[Data records for software interfaces]

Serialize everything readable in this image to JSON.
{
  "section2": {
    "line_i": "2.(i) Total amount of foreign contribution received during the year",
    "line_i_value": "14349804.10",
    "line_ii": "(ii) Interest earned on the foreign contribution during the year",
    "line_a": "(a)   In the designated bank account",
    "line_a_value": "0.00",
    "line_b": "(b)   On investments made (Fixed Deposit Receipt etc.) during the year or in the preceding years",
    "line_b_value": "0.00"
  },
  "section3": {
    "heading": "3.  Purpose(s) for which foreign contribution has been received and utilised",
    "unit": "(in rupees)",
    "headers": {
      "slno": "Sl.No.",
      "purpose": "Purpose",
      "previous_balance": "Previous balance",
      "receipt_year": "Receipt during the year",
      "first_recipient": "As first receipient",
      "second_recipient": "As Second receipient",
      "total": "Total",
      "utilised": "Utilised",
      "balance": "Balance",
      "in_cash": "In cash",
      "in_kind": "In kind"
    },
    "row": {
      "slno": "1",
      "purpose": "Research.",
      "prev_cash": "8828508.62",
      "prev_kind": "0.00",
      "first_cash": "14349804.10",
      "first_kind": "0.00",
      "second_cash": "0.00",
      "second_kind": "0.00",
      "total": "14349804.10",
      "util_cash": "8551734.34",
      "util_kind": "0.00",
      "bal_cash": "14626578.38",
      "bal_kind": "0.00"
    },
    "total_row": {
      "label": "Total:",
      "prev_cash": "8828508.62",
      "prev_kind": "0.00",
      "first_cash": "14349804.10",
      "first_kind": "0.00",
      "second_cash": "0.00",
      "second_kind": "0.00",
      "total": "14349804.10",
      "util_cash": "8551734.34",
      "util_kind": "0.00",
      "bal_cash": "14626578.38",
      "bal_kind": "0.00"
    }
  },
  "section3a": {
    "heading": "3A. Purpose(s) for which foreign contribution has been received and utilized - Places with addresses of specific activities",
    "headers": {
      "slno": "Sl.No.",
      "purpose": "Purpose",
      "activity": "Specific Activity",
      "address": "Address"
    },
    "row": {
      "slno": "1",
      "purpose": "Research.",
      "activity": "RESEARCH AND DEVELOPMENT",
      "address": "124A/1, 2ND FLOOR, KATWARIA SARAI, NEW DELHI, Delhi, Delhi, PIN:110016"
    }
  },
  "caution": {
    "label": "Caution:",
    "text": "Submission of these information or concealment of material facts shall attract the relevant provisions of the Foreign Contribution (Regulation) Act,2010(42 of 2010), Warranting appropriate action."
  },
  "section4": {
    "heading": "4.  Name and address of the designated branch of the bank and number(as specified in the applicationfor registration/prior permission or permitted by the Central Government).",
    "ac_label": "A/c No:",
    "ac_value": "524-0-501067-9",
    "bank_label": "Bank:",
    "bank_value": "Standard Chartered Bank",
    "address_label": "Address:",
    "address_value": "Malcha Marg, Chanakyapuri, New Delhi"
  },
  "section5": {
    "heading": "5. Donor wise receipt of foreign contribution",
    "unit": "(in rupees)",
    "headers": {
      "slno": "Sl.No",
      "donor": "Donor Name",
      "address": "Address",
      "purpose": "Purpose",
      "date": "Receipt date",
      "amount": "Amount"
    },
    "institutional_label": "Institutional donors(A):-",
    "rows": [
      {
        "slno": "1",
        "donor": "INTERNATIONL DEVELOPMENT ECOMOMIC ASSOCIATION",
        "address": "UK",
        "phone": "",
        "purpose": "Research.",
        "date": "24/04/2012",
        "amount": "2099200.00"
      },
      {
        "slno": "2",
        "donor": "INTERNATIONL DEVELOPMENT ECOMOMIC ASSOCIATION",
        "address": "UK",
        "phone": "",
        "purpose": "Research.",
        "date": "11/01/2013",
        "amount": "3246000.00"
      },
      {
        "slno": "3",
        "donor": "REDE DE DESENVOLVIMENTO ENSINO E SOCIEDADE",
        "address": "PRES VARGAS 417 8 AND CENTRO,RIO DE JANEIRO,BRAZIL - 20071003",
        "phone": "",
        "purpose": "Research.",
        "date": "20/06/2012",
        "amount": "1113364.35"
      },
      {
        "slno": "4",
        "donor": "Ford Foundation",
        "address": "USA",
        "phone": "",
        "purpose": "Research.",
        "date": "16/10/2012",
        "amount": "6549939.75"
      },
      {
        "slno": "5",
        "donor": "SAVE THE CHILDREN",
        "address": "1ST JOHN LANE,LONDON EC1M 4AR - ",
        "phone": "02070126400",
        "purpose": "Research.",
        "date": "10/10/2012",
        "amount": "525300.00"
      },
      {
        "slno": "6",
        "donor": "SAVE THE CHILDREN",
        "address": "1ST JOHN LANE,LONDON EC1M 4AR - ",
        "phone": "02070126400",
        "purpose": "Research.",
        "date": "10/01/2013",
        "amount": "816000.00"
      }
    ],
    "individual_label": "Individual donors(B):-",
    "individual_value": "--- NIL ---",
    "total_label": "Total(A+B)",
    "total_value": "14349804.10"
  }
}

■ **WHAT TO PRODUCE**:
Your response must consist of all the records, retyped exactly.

■ **RESPONSE**:
Serialize everything readable in this image to JSON.
{
  "section2": {
    "line_i": "2.(i) Total amount of foreign contribution received during the year",
    "line_i_value": "14349804.10",
    "line_ii": "(ii) Interest earned on the foreign contribution during the year",
    "line_a": "(a)   In the designated bank account",
    "line_a_value": "0.00",
    "line_b": "(b)   On investments made (Fixed Deposit Receipt etc.) during the year or in the preceding years",
    "line_b_value": "0.00"
  },
  "section3": {
    "heading": "3.  Purpose(s) for which foreign contribution has been received and utilised",
    "unit": "(in rupees)",
    "headers": {
      "slno": "Sl.No.",
      "purpose": "Purpose",
      "previous_balance": "Previous balance",
      "receipt_year": "Receipt during the year",
      "first_recipient": "As first receipient",
      "second_recipient": "As Second receipient",
      "total": "Total",
      "utilised": "Utilised",
      "balance": "Balance",
      "in_cash": "In cash",
      "in_kind": "In kind"
    },
    "row": {
      "slno": "1",
      "purpose": "Research.",
      "prev_cash": "8828508.62",
      "prev_kind": "0.00",
      "first_cash": "14349804.10",
      "first_kind": "0.00",
      "second_cash": "0.00",
      "second_kind": "0.00",
      "total": "14349804.10",
      "util_cash": "8551734.34",
      "util_kind": "0.00",
      "bal_cash": "14626578.38",
      "bal_kind": "0.00"
    },
    "total_row": {
      "label": "Total:",
      "prev_cash": "8828508.62",
      "prev_kind": "0.00",
      "first_cash": "14349804.10",
      "first_kind": "0.00",
      "second_cash": "0.00",
      "second_kind": "0.00",
      "total": "14349804.10",
      "util_cash": "8551734.34",
      "util_kind": "0.00",
      "bal_cash": "14626578.38",
      "bal_kind": "0.00"
    }
  },
  "section3a": {
    "heading": "3A. Purpose(s) for which foreign contribution has been received and utilized - Places with addresses of specific activities",
    "headers": {
      "slno": "Sl.No.",
      "purpose": "Purpose",
      "activity": "Specific Activity",
      "address": "Address"
    },
    "row": {
      "slno": "1",
      "purpose": "Research.",
      "activity": "RESEARCH AND DEVELOPMENT",
      "address": "124A/1, 2ND FLOOR, KATWARIA SARAI, NEW DELHI, Delhi, Delhi, PIN:110016"
    }
  },
  "caution": {
    "label": "Caution:",
    "text": "Submission of these information or concealment of material facts shall attract the relevant provisions of the Foreign Contribution (Regulation) Act,2010(42 of 2010), Warranting appropriate action."
  },
  "section4": {
    "heading": "4.  Name and address of the designated branch of the bank and number(as specified in the applicationfor registration/prior permission or permitted by the Central Government).",
    "ac_label": "A/c No:",
    "ac_value": "524-0-501067-9",
    "bank_label": "Bank:",
    "bank_value": "Standard Chartered Bank",
    "address_label": "Address:",
    "address_value": "Malcha Marg, Chanakyapuri, New Delhi"
  },
  "section5": {
    "heading": "5. Donor wise receipt of foreign contribution",
    "unit": "(in rupees)",
    "headers": {
      "slno": "Sl.No",
      "donor": "Donor Name",
      "address": "Address",
      "purpose": "Purpose",
      "date": "Receipt date",
      "amount": "Amount"
    },
    "institutional_label": "Institutional donors(A):-",
    "rows": [
      {
        "slno": "1",
        "donor": "INTERNATIONL DEVELOPMENT ECOMOMIC ASSOCIATION",
        "address": "UK",
        "phone": "",
        "purpose": "Research.",
        "date": "24/04/2012",
        "amount": "2099200.00"
      },
      {
        "slno": "2",
        "donor": "INTERNATIONL DEVELOPMENT ECOMOMIC ASSOCIATION",
        "address": "UK",
        "phone": "",
        "purpose": "Research.",
        "date": "11/01/2013",
        "amount": "3246000.00"
      },
      {
        "slno": "3",
        "donor": "REDE DE DESENVOLVIMENTO ENSINO E SOCIEDADE",
        "address": "PRES VARGAS 417 8 AND CENTRO,RIO DE JANEIRO,BRAZIL - 20071003",
        "phone": "",
        "purpose": "Research.",
        "date": "20/06/2012",
        "amount": "1113364.35"
      },
      {
        "slno": "4",
        "donor": "Ford Foundation",
        "address": "USA",
        "phone": "",
        "purpose": "Research.",
        "date": "16/10/2012",
        "amount": "6549939.75"
      },
      {
        "slno": "5",
        "donor": "SAVE THE CHILDREN",
        "address": "1ST JOHN LANE,LONDON EC1M 4AR - ",
        "phone": "02070126400",
        "purpose": "Research.",
        "date": "10/10/2012",
        "amount": "525300.00"
      },
      {
        "slno": "6",
        "donor": "SAVE THE CHILDREN",
        "address": "1ST JOHN LANE,LONDON EC1M 4AR - ",
        "phone": "02070126400",
        "purpose": "Research.",
        "date": "10/01/2013",
        "amount": "816000.00"
      }
    ],
    "individual_label": "Individual donors(B):-",
    "individual_value": "--- NIL ---",
    "total_label": "Total(A+B)",
    "total_value": "14349804.10"
  }
}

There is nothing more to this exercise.